Blue Origin has taken some serious steps of late to stay in the commercial space game! Ever since founder Jeff Bezos decided to step down as CEO of Amazon to focus on this brainchild of his, the company has been shaking things up and forging on ahead, hoping to become one of the most competitive and lucrative privately-owned launch services in the world. From the launchpad to the courtroom, they are making their presence felt.

Earlier today, the company completed its 17th mission (NS-17) with the New Shepard launch vehicle, a reusable vertical-takeoff and vertical-landing (VTOL) crew-rated launch vehicle designed to bring small payloads and crews to suborbital altitudes and back again safely. This was also the 8th consecutive time this particular vehicle successfully launched and returned to Earth while carrying some interesting science experiments.

As Blue Origin CEO Bob Smith said in a press release issued at 9:45 AM CDT (10:45 AM EDT; 07:45 AM PDT), shortly after the successful conclusion of the mission:
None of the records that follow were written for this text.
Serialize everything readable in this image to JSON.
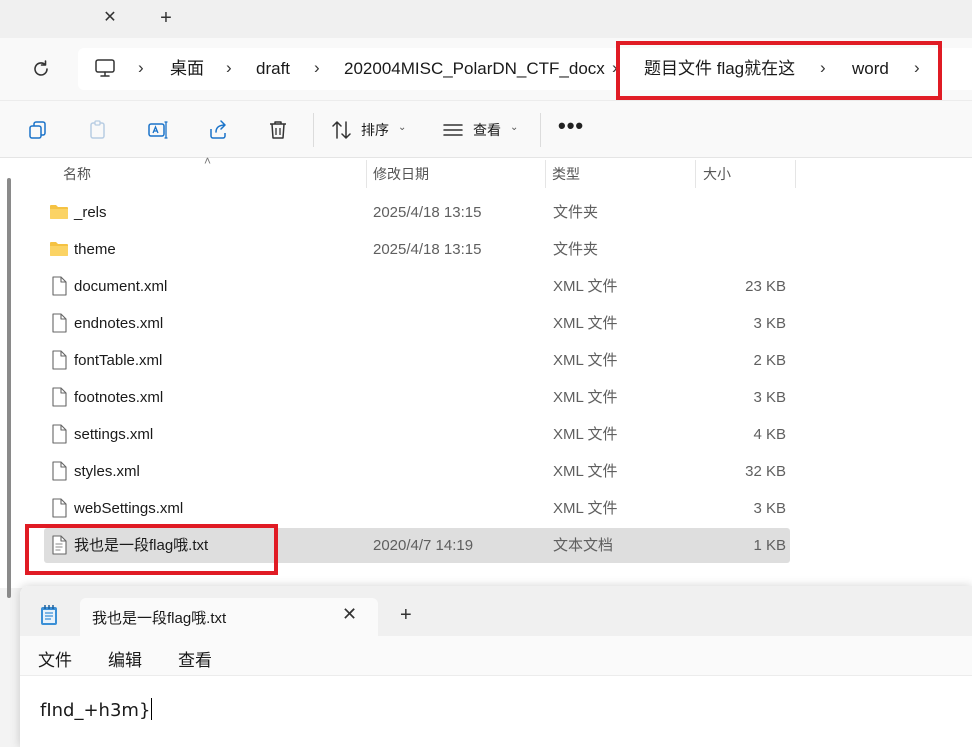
{
  "window": {
    "tab_close": "✕",
    "tab_add": "+"
  },
  "breadcrumb": {
    "separator": "›",
    "items": [
      "桌面",
      "draft",
      "202004MISC_PolarDN_CTF_docx",
      "题目文件 flag就在这",
      "word"
    ]
  },
  "toolbar": {
    "sort_label": "排序",
    "view_label": "查看",
    "more": "•••"
  },
  "columns": {
    "name": "名称",
    "modified": "修改日期",
    "type": "类型",
    "size": "大小"
  },
  "files": [
    {
      "name": "_rels",
      "modified": "2025/4/18 13:15",
      "type": "文件夹",
      "size": "",
      "icon": "folder-icon"
    },
    {
      "name": "theme",
      "modified": "2025/4/18 13:15",
      "type": "文件夹",
      "size": "",
      "icon": "folder-icon"
    },
    {
      "name": "document.xml",
      "modified": "",
      "type": "XML 文件",
      "size": "23 KB",
      "icon": "file-icon"
    },
    {
      "name": "endnotes.xml",
      "modified": "",
      "type": "XML 文件",
      "size": "3 KB",
      "icon": "file-icon"
    },
    {
      "name": "fontTable.xml",
      "modified": "",
      "type": "XML 文件",
      "size": "2 KB",
      "icon": "file-icon"
    },
    {
      "name": "footnotes.xml",
      "modified": "",
      "type": "XML 文件",
      "size": "3 KB",
      "icon": "file-icon"
    },
    {
      "name": "settings.xml",
      "modified": "",
      "type": "XML 文件",
      "size": "4 KB",
      "icon": "file-icon"
    },
    {
      "name": "styles.xml",
      "modified": "",
      "type": "XML 文件",
      "size": "32 KB",
      "icon": "file-icon"
    },
    {
      "name": "webSettings.xml",
      "modified": "",
      "type": "XML 文件",
      "size": "3 KB",
      "icon": "file-icon"
    },
    {
      "name": "我也是一段flag哦.txt",
      "modified": "2020/4/7 14:19",
      "type": "文本文档",
      "size": "1 KB",
      "icon": "text-file-icon",
      "selected": true
    }
  ],
  "notepad": {
    "tab_title": "我也是一段flag哦.txt",
    "tab_close": "✕",
    "tab_add": "+",
    "menu": [
      "文件",
      "编辑",
      "查看"
    ],
    "content": "fInd_+h3m}"
  },
  "colors": {
    "highlight": "#e01b24",
    "selected_row": "#dedede",
    "folder": "#f5c242"
  }
}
“After flying more than 100 payloads to space on New Shepard, today’s 8th flight of this vehicle carried NASA-sponsored and commercial experiments, including the second flight of NASA’s lunar landing technology that will one day allow us to further explore the Moon’s surface. We are grateful to NASA for partnering with us once again on this experiment, and we are proud of the Blue Origin team for executing a great flight in support of all our customers.”

The payloads for this mission included the Deorbit, Descent, and Landing (DDL) Sensor Demonstration, which flew with Blue Origin as part of a NASA Tipping Point partnership supported by NASA’s Flight Opportunities program. This was the second time the DDL technology demonstrator flew on the exterior of New Shepard’s booster, testing technology designed to achieve precision lunar landings without a pilot.

The purpose of this experiment is to validate technologies that will allow for resupply missions to the lunar surface using rapid automated vehicles. Another important payload was the Modal Propellant Gauging (MPG) experiment designed by principal investigator Dr. Kevin Crosby – who is also the Director of the Wisconsin Space Grant Consortium – and his team from Carthage College.

By refining PSM technology, which measures fluid mass under varying pressure conditions (caused by weightlessness and microgravity), researchers aim to increase the accuracy of propellant measuring in space. This is critical to mission performance, especially during engine burns and during the late stages. There was also the Orbital Syngas/Commodity Augmentation Reactor (OSCAR) Trash-to-Gas payload, which processes trash samples into useable gases.

These include carbon dioxide, water vapor, and methane, which could create water, oxygen gas, or even propellants. The technology has the potential to reduce launch mass and the volume and mass of trash on long-duration missions and promote human space exploration. Other experiments include the Biological Imaging in Support of Suborbital Science (BISSS) provided by the University of Florida that further tested the calibration of data collection for biological experiments.


Ghanaian artist Amoako Boafo holding the panel that carried his art to space. Credit: Blue Origin

There were also the Liquid Acquisition Device (LAD-3) provided by the Southwest Research Institute (SwRI) that demonstrates how liquid/vapor interfaces behave in microgravity – which has possible applications for cryogenic propellant storage. Ordinarily, evaluating these technologies would involve sending them aboard a parabolic flight (aka. the “vomit comet”), but the New Shepard can do the same thanks to its flight profile.

As always, this consists of the booster flying towards the Kármán Line, the official boundary of space – which corresponds to an altitude of over 100 km (62 mi). The capsule is then released, and the crew and/or cargo spend the next few minutes experiencing weightlessness before the descent begins, whereupon the capsule will deploy its landing chutes and make a soft landing.

On this flight, the NS-17 mission

Comments

0 comments